Start of ENTRIES SHOWN

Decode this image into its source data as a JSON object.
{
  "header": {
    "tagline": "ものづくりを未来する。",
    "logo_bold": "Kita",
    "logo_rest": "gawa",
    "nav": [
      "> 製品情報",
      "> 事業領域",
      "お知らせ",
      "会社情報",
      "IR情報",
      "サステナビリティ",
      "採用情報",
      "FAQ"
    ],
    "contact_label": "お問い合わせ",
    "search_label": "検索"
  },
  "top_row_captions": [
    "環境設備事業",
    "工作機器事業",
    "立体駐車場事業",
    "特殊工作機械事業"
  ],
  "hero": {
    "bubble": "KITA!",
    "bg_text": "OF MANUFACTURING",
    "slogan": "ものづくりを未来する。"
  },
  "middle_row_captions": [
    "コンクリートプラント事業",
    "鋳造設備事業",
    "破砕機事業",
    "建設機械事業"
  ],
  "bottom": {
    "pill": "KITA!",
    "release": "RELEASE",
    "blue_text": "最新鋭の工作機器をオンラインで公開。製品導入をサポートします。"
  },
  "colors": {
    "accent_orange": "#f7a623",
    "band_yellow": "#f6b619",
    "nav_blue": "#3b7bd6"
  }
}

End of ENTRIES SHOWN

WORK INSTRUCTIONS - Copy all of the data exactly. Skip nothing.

TASK OUTPUT -
Decode this image into its source data as a JSON object.
{
  "header": {
    "tagline": "ものづくりを未来する。",
    "logo_bold": "Kita",
    "logo_rest": "gawa",
    "nav": [
      "> 製品情報",
      "> 事業領域",
      "お知らせ",
      "会社情報",
      "IR情報",
      "サステナビリティ",
      "採用情報",
      "FAQ"
    ],
    "contact_label": "お問い合わせ",
    "search_label": "検索"
  },
  "top_row_captions": [
    "環境設備事業",
    "工作機器事業",
    "立体駐車場事業",
    "特殊工作機械事業"
  ],
  "hero": {
    "bubble": "KITA!",
    "bg_text": "OF MANUFACTURING",
    "slogan": "ものづくりを未来する。"
  },
  "middle_row_captions": [
    "コンクリートプラント事業",
    "鋳造設備事業",
    "破砕機事業",
    "建設機械事業"
  ],
  "bottom": {
    "pill": "KITA!",
    "release": "RELEASE",
    "blue_text": "最新鋭の工作機器をオンラインで公開。製品導入をサポートします。"
  },
  "colors": {
    "accent_orange": "#f7a623",
    "band_yellow": "#f6b619",
    "nav_blue": "#3b7bd6"
  }
}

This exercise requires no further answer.